    Turns out that a parentless window when created with only WS_VISIBLE is promoted to VISIBLE | CLIPSIBLINGS | OVERLAPPED | CAPTION, by CreateWindowEx (or more probably DefWindowProc). Even if you subsequently use SetWindowLong to force the window down to VISIBLE only, the window is promoted to OVERLAPPED by SetWindowLong.

     

    As it turns out CAPTION allows the taskbar menu to specify move as a result of tile or cascade, and THICKFRAME allows the taskbar to specify size. Thickframe only allows move when caption is also present. Natural and obvious, but then I'm a bit of a slaphead sometimes!

     

    Actually that was the exact problem (a lack of WS_CAPTION on the app window), that was because it was an easy way to avoid cropped window corners, a la XP.

     

    The solution to that problem was to use SetWindowRgn in WM_NCPAINT, using a rectangular region with zero origin co-ordinates and a size the same as that of the rectangle passed to WM_NCCALCSIZE.

     

    Hope that helps someone!

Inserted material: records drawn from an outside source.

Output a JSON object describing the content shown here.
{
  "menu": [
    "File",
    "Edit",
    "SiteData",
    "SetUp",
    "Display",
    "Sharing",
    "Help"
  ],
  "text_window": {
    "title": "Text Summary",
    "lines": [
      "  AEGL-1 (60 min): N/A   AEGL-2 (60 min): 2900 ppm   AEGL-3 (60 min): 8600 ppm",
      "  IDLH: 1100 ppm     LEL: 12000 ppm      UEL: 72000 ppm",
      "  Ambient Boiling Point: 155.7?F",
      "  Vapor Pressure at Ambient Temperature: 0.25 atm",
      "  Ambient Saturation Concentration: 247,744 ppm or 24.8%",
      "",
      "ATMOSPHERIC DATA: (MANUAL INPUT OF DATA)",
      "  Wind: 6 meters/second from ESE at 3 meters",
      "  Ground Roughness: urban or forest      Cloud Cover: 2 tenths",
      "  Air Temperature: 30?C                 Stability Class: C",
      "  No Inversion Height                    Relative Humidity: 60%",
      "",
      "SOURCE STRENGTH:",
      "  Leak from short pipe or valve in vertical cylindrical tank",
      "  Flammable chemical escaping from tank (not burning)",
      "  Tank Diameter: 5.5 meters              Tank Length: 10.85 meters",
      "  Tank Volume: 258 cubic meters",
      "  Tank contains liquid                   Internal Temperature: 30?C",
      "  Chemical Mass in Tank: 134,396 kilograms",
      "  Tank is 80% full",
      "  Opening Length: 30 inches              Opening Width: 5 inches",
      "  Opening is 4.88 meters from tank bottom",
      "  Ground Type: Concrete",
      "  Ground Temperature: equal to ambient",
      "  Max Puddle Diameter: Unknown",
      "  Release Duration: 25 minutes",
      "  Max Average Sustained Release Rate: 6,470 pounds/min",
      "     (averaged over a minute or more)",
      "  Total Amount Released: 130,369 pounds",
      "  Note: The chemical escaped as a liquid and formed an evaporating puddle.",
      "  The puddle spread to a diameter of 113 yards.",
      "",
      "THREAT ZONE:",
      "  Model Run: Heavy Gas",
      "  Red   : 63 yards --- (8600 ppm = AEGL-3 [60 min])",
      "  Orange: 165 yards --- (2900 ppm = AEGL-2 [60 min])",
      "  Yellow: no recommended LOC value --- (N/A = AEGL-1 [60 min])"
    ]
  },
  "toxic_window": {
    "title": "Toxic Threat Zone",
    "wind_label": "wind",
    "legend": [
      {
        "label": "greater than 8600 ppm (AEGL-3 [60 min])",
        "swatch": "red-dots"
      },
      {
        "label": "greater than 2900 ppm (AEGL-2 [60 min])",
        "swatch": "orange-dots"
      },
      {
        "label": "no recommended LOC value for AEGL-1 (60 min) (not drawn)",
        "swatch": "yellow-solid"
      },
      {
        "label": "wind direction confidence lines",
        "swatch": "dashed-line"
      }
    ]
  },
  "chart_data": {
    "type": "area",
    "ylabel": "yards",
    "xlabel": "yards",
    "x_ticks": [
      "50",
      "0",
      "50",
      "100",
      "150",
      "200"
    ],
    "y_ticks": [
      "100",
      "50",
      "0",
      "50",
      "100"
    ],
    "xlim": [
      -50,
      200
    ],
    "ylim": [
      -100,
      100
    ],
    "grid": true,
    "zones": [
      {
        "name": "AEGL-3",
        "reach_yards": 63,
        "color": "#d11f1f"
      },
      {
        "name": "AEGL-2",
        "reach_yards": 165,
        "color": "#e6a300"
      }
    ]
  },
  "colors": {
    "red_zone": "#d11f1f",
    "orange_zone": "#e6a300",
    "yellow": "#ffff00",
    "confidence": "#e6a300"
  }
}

    Smile

    Friday, July 27, 2007 10:00 PM

All replies

  • Well, I made a bit of progress........

     

    Turns out that the functionality I'm hoping for is specifically associated with WS_OVERLAPPEDWINDOW. specify the style, and you get the functionality, don't and you wont.

     

    Trouble is that, I'm trying to avoid using that style, because I like square corners on my windows! As usual, to get what you want you have to solve a different problem.

    Friday, July 27, 2007 6:23 PM
  • Job done!

     

    Turns out that a parentless window when created with only WS_VISIBLE is promoted to VISIBLE | CLIPSIBLINGS | OVERLAPPED | CAPTION, by CreateWindowEx (or more probably DefWindowProc). Even if you subsequently use SetWindowLong to force the window down to VISIBLE only, the window is promoted to OVERLAPPED by SetWindowLong.

     

    As it turns out CAPTION allows the taskbar menu to specify move as a result of tile or cascade, and THICKFRAME allows the taskbar to specify size. Thickframe only allows move when caption is also present. Natural and obvious, but then I'm a bit of a slaphead sometimes!

     

    Actually that was the exact problem (a lack of WS_CAPTION on the app window), that was because it was an easy way to avoid cropped window corners, a la XP.

     

    The solution to that problem was to use SetWindowRgn in WM_NCPAINT, using a rectangular region with zero origin co-ordinates and a size the same as that of the rectangle passed to WM_NCCALCSIZE.

     

    Hope that helps someone!

    Smile

    Friday, July 27, 2007 10:00 PM